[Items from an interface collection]

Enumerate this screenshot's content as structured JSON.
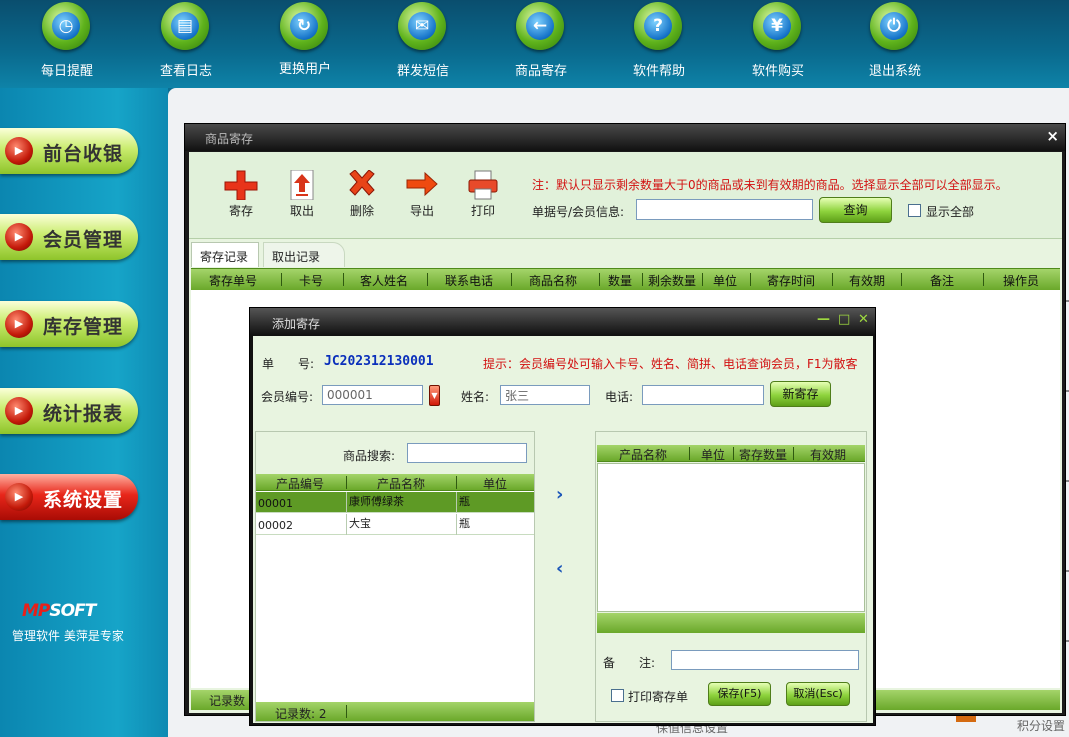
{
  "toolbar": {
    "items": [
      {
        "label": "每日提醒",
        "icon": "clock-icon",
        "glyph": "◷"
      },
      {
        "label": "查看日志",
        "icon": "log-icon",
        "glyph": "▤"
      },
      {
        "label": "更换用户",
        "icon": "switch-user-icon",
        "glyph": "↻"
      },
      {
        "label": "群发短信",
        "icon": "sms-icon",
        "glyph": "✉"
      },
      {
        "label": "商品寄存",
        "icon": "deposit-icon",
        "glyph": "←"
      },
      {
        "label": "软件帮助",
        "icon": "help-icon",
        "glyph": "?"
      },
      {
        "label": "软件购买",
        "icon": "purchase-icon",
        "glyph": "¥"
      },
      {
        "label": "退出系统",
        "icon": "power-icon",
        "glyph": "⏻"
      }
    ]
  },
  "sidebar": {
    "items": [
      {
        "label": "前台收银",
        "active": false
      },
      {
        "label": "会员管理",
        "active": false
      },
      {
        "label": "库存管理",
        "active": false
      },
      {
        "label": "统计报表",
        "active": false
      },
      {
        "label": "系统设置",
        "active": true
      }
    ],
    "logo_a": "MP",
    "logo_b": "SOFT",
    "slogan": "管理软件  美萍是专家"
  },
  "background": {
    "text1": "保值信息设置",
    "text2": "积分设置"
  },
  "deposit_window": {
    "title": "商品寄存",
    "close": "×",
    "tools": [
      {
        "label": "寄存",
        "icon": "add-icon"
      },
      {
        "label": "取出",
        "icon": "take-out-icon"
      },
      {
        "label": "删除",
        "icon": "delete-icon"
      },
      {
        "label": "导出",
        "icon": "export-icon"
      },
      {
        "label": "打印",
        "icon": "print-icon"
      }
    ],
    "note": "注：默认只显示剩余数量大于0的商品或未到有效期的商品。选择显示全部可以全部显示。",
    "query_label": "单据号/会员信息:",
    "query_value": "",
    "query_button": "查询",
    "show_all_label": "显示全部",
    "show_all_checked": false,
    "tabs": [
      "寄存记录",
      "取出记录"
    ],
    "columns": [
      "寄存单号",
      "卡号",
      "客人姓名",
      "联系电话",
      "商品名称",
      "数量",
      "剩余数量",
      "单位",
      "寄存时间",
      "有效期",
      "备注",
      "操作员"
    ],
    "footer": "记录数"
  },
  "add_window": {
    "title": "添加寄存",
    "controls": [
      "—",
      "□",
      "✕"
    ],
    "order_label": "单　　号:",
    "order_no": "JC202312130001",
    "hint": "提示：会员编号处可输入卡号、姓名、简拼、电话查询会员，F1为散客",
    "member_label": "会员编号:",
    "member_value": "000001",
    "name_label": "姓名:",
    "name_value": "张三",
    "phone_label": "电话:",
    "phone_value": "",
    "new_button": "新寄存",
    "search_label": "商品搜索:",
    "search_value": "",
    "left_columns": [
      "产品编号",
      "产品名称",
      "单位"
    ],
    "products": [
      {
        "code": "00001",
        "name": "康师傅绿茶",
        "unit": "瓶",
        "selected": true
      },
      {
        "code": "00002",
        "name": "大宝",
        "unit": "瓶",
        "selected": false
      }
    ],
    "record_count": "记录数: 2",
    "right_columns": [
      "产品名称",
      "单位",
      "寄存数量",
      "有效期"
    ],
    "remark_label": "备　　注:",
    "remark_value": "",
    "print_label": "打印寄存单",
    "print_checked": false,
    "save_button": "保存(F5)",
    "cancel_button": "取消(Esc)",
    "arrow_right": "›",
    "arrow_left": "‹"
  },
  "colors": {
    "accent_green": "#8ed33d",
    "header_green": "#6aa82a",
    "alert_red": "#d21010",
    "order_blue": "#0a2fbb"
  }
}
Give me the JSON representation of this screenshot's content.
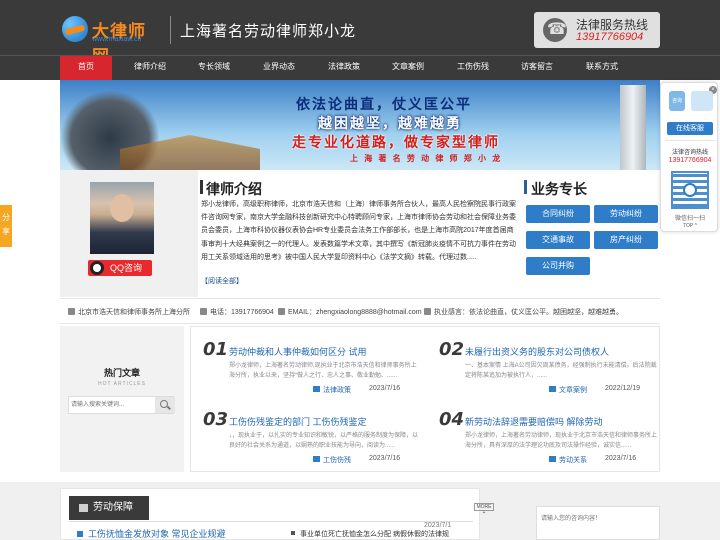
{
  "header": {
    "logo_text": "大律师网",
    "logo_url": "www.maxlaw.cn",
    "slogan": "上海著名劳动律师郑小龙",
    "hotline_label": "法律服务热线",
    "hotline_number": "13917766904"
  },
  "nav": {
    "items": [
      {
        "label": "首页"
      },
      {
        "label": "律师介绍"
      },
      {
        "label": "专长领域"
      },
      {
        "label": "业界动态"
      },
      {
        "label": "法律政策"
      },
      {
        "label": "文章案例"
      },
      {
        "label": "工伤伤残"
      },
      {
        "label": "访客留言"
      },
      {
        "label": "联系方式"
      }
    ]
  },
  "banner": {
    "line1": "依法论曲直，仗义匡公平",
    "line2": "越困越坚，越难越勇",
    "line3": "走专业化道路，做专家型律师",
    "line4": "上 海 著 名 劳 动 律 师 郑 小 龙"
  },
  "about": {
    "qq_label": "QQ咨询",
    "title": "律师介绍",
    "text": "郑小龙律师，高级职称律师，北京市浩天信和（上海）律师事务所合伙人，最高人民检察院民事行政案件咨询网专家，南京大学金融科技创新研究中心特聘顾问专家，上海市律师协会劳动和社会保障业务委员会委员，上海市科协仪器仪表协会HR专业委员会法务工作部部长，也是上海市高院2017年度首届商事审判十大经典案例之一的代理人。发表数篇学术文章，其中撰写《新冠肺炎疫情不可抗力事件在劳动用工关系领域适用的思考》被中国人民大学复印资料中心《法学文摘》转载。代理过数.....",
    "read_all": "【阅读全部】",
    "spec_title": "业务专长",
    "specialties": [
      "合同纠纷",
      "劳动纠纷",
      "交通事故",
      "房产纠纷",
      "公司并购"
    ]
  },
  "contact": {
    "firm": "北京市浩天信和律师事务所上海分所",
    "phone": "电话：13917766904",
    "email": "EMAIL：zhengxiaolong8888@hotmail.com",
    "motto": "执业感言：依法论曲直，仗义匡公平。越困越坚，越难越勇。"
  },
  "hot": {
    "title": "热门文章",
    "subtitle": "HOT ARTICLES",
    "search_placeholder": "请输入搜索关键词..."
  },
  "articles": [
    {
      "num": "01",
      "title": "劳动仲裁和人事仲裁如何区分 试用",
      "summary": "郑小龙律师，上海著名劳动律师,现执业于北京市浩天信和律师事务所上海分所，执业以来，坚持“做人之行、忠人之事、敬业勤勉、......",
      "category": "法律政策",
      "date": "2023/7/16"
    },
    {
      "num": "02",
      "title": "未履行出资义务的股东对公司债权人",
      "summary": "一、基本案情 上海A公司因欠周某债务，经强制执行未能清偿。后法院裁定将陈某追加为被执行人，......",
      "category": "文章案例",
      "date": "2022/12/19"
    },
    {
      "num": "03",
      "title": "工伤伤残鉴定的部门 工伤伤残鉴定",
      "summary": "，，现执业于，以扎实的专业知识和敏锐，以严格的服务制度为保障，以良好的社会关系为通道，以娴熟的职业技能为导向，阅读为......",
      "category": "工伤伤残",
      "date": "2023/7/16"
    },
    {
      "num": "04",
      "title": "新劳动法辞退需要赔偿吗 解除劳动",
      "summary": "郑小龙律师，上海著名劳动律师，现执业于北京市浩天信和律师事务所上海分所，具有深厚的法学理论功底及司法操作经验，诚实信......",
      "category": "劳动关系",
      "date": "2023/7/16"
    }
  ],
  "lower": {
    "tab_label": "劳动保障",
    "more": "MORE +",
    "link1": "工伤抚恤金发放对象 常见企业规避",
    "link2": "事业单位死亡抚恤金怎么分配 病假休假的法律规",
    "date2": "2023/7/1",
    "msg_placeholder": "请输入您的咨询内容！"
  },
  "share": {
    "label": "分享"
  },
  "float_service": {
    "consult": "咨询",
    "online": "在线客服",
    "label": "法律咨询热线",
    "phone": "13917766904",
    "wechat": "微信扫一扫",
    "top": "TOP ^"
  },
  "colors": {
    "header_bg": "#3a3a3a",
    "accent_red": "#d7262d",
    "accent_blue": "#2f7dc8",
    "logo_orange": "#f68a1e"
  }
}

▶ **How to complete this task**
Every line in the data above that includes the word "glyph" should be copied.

▶ **Completed exercise**
        "glyph": "◷"
        "glyph": "▤"
        "glyph": "↻"
        "glyph": "✉"
        "glyph": "←"
        "glyph": "?"
        "glyph": "¥"
        "glyph": "⏻"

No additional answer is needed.